The base will always push too far
The business community and the GOP used to be in rough alignment, but that alignment has been coming out of skew more and more in recent years, for the simple reason that radicalism (fueled by right-wing media) has taken over the party and pushed it to extremes that end up blowing up in its face. One of the truisms of American politics is that, as hapless as the Democrats are, Republicans will eventually overreach and step on a rake.
It happened with the health care bill. And it’s happening around environmental policy as well.
The first example, which remains a source of tension between Pruitt and the base, is EPA’s endangerment finding on carbon dioxide, a compilation of scientific evidence showing that carbon dioxide threatens public health. Completed under Obama, it set in motion EPA’s regulations on greenhouse gases.
Industry (except for some of the more extreme coal elements), does not want Pruitt to go after the endangerment finding. It would be a very loud and public fight over basic climate science, which, outside of the fever swamps, is generally seen as a losing battle for the right. Plus, from industry’s perspective, it’s a culture-war distraction. Most of the regs industry cares about can be weakened or delayed with the endangerment finding in place; they’d rather EPA get to work on those, quietly.
But the ideologues, the ones who have waged committed war against climate science for decades, want the confrontation. They want the US government to proclaim itself on their side. They want to win the culture war. And they will be stoked by right-wing media to feel outraged and aggrieved until they get that confrontation.
Similarly, most of the business community (even oil companies like Exxon) did not want to withdraw from the Paris climate agreement. They understood that it imposed no real legal obligations or penalties, that the issue was mostly symbolic — again, a culture-war distraction, likely to attract unwelcome attention to Trump’s regulatory agenda.
But the ideologues — the nationalists who can’t say “Paris” without spitting, the hardcore climate change denialists — wanted the confrontation. They wanted the culture-war win, the symbolic screw-you to elites and globalists. Pruitt, a true creature of the right, was one of the greatest proponents of pulling out.
And he got to Trump, who has now cemented his status as an international pariah.
In both cases — and a dozen more examples could be drawn from various parts of the GOP agenda — the fervid passions and resentments of the GOP base have pushed the party’s policy agenda beyond even what the party hacks and plutocrats want, to the party’s political detriment.
Trump and Pruitt are the GOP
Trump is notorious for being unable to communicate rationally with people who disagree with him, and for being unable to avoid dumb symbolic fights that get him in trouble to no practical advantage.
In both respects, he’s not that different from today’s GOP writ large.

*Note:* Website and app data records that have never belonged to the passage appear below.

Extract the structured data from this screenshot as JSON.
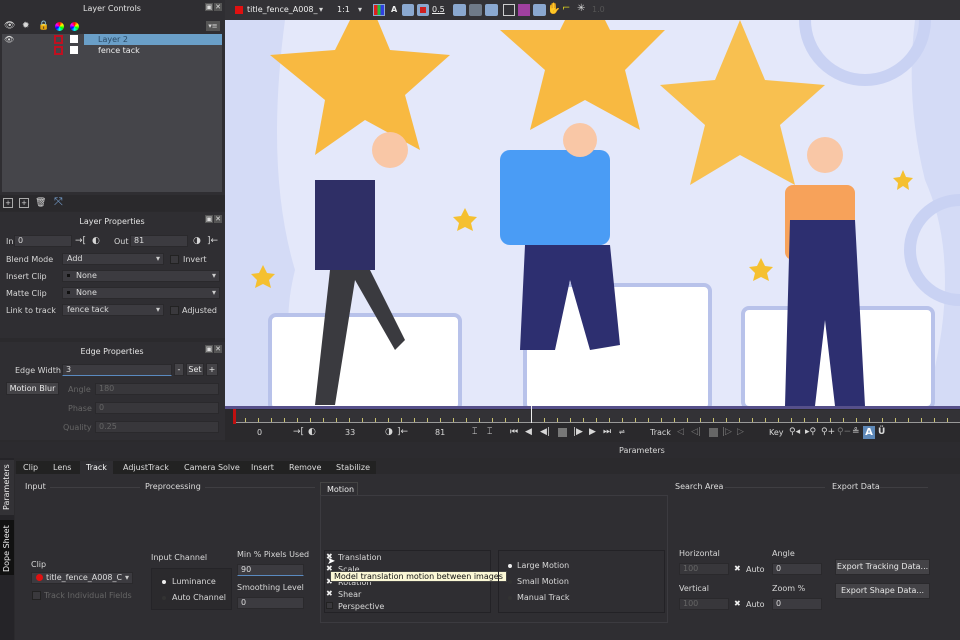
{
  "layer_controls": {
    "title": "Layer Controls",
    "header_icons": [
      "eye-icon",
      "gear-icon",
      "lock-icon",
      "color-wheel-icon",
      "color-wheel-icon"
    ],
    "layers": [
      {
        "name": "Layer 2",
        "selected": true
      },
      {
        "name": "fence tack",
        "selected": false
      }
    ],
    "bottom_icons": [
      "new-layer-icon",
      "duplicate-layer-icon",
      "trash-icon",
      "fit-icon"
    ]
  },
  "layer_properties": {
    "title": "Layer Properties",
    "in_label": "In",
    "in_value": "0",
    "out_label": "Out",
    "out_value": "81",
    "blend_mode_label": "Blend Mode",
    "blend_mode_value": "Add",
    "invert_label": "Invert",
    "insert_clip_label": "Insert Clip",
    "insert_clip_value": "None",
    "matte_clip_label": "Matte Clip",
    "matte_clip_value": "None",
    "link_to_track_label": "Link to track",
    "link_to_track_value": "fence tack",
    "adjusted_label": "Adjusted"
  },
  "edge_properties": {
    "title": "Edge Properties",
    "edge_width_label": "Edge Width",
    "edge_width_value": "3",
    "minus_label": "-",
    "set_label": "Set",
    "plus_label": "+",
    "motion_blur_label": "Motion Blur",
    "angle_label": "Angle",
    "angle_value": "180",
    "phase_label": "Phase",
    "phase_value": "0",
    "quality_label": "Quality",
    "quality_value": "0.25"
  },
  "viewer_toolbar": {
    "clip_name": "title_fence_A008_",
    "zoom": "1:1",
    "channel_label": "A",
    "opacity_value": "0.5",
    "clip_color": "#e01010"
  },
  "timeline": {
    "start_frame": "0",
    "current_frame": "33",
    "end_frame": "81",
    "track_label": "Track",
    "key_label": "Key",
    "progress": 0.41
  },
  "parameters": {
    "title": "Parameters",
    "side_tabs": [
      "Parameters",
      "Dope Sheet"
    ],
    "tabs": [
      "Clip",
      "Lens",
      "Track",
      "AdjustTrack",
      "Camera Solve",
      "Insert",
      "Remove",
      "Stabilize"
    ],
    "active_tab": "Track",
    "input": {
      "section": "Input",
      "clip_label": "Clip",
      "clip_value": "title_fence_A008_C",
      "track_fields_label": "Track Individual Fields"
    },
    "preprocessing": {
      "section": "Preprocessing",
      "input_channel_label": "Input Channel",
      "luminance_label": "Luminance",
      "auto_channel_label": "Auto Channel",
      "min_pixels_label": "Min % Pixels Used",
      "min_pixels_value": "90",
      "smoothing_label": "Smoothing Level",
      "smoothing_value": "0"
    },
    "motion": {
      "tab": "Motion",
      "translation_label": "Translation",
      "scale_label": "Scale",
      "rotation_label": "Rotation",
      "shear_label": "Shear",
      "perspective_label": "Perspective",
      "tooltip": "Model translation motion between images",
      "large_motion_label": "Large Motion",
      "small_motion_label": "Small Motion",
      "manual_track_label": "Manual Track"
    },
    "search_area": {
      "section": "Search Area",
      "horizontal_label": "Horizontal",
      "horizontal_value": "100",
      "vertical_label": "Vertical",
      "vertical_value": "100",
      "auto_label": "Auto",
      "angle_label": "Angle",
      "angle_value": "0",
      "zoom_label": "Zoom %",
      "zoom_value": "0"
    },
    "export_data": {
      "section": "Export Data",
      "export_tracking_label": "Export Tracking Data...",
      "export_shape_label": "Export Shape Data..."
    }
  }
}
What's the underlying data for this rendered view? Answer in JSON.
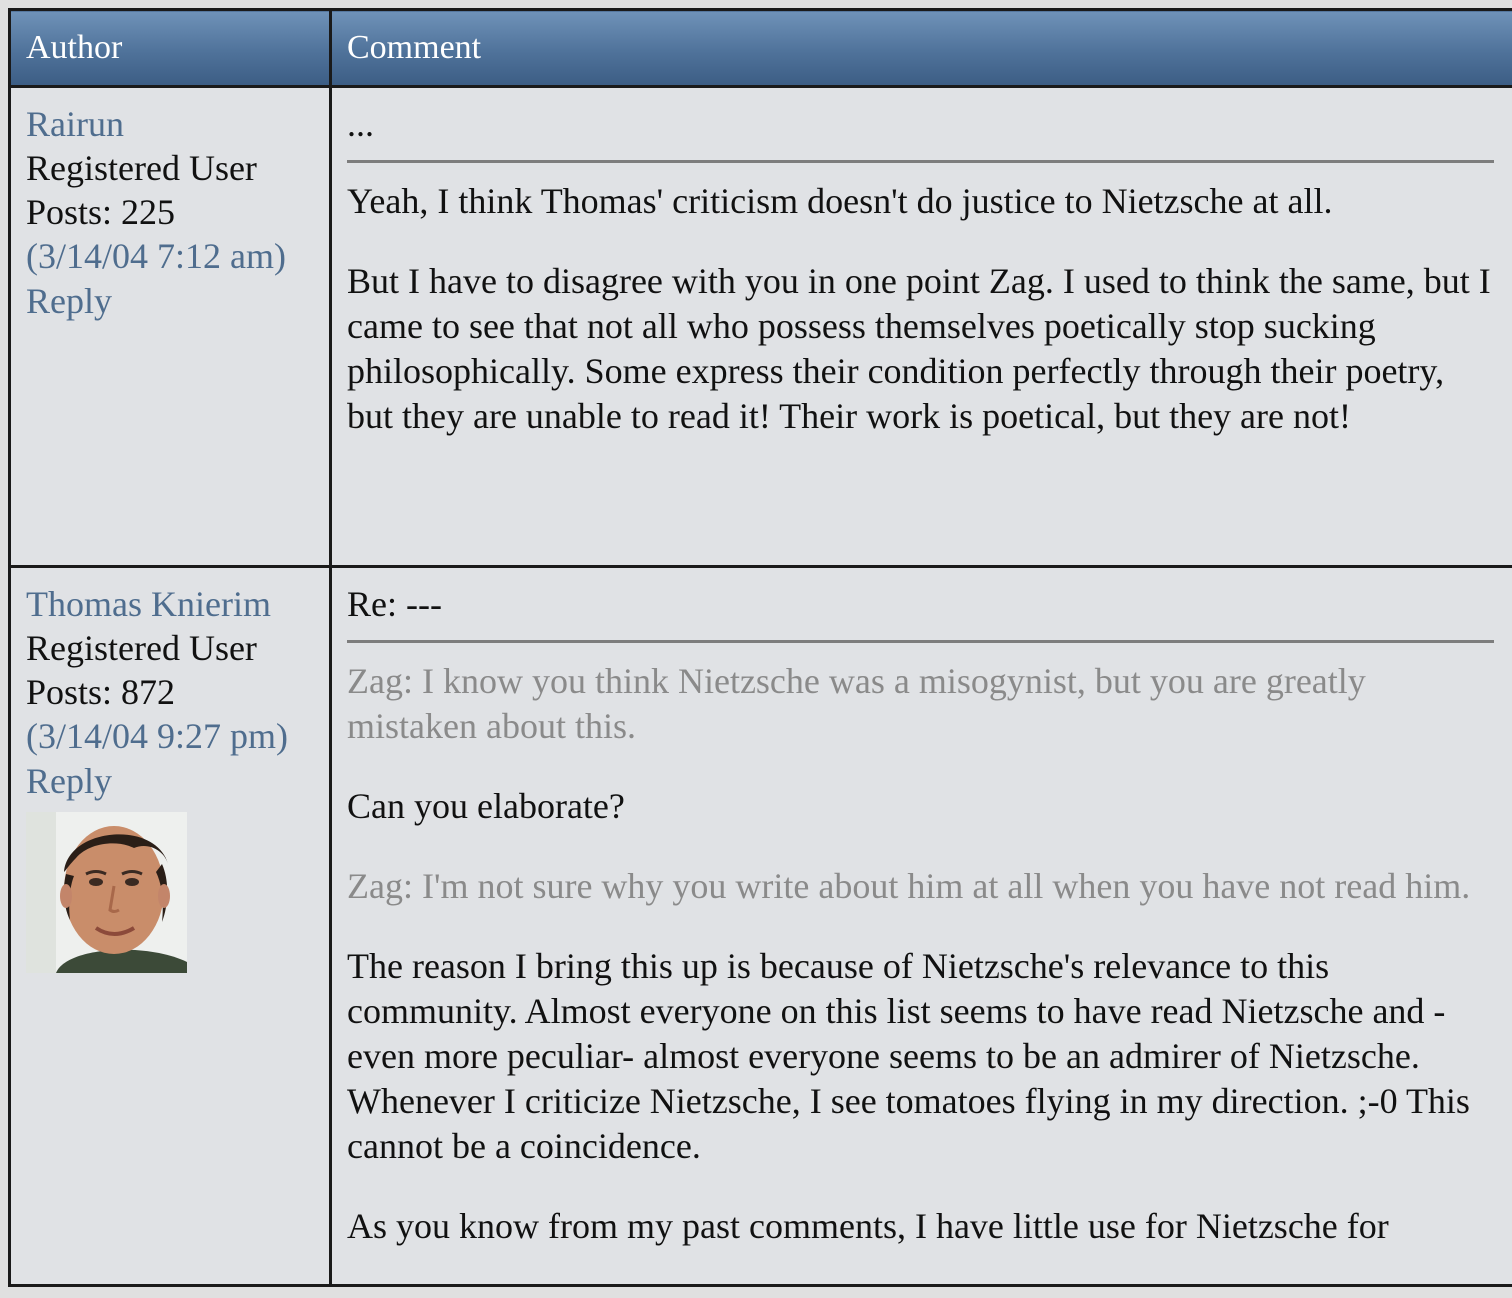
{
  "header": {
    "author": "Author",
    "comment": "Comment"
  },
  "posts": [
    {
      "author": "Rairun",
      "role": "Registered User",
      "posts": "Posts: 225",
      "timestamp": "(3/14/04 7:12 am)",
      "reply": "Reply",
      "subject": "...",
      "paragraphs": [
        "Yeah, I think Thomas' criticism doesn't do justice to Nietzsche at all.",
        "But I have to disagree with you in one point Zag. I used to think the same, but I came to see that not all who possess themselves poetically stop sucking philosophically. Some express their condition perfectly through their poetry, but they are unable to read it! Their work is poetical, but they are not!"
      ]
    },
    {
      "author": "Thomas Knierim",
      "role": "Registered User",
      "posts": "Posts: 872",
      "timestamp": "(3/14/04 9:27 pm)",
      "reply": "Reply",
      "avatar_alt": "avatar",
      "subject": "Re: ---",
      "paragraphs": [
        "Zag: I know you think Nietzsche was a misogynist, but you are greatly mistaken about this.",
        "Can you elaborate?",
        "Zag: I'm not sure why you write about him at all when you have not read him.",
        "The reason I bring this up is because of Nietzsche's relevance to this community. Almost everyone on this list seems to have read Nietzsche and -even more peculiar- almost everyone seems to be an admirer of Nietzsche. Whenever I criticize Nietzsche, I see tomatoes flying in my direction. ;-0 This cannot be a coincidence.",
        "As you know from my past comments, I have little use for Nietzsche for"
      ]
    }
  ],
  "colors": {
    "header_gradient_top": "#6f92b8",
    "header_gradient_bottom": "#3c5d84",
    "link": "#4f6d8e",
    "quote_text": "#8a8a8a",
    "cell_background": "#e0e2e5"
  }
}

Over the past few decades, the conservative base has become so thoroughly hived off from mainstream institutions and media that it effectively lives in a parallel universe, increasingly unable to communicate with those outside the bubble or to restrain its most extreme impulses.
Trump, Pruitt, and today’s GOP are the inevitable outcome of that process, which has been unfolding right under our noses. It got bad under Gingrich, worse under the reign of George W. Bush, and utterly out of control under Obama. In health care policy, tax policy, and environmental policy, the intellectual foundation has rotted away. What remains is will to power, the raw impulse to degrade and destroy anything liberals support, and the belief that hesitation or circumspection amounts to treachery.
Of course Pruitt operates in secret, counseled by industry and ideologues, unwilling and unable to engage the broader public. He is a Republican in 2017.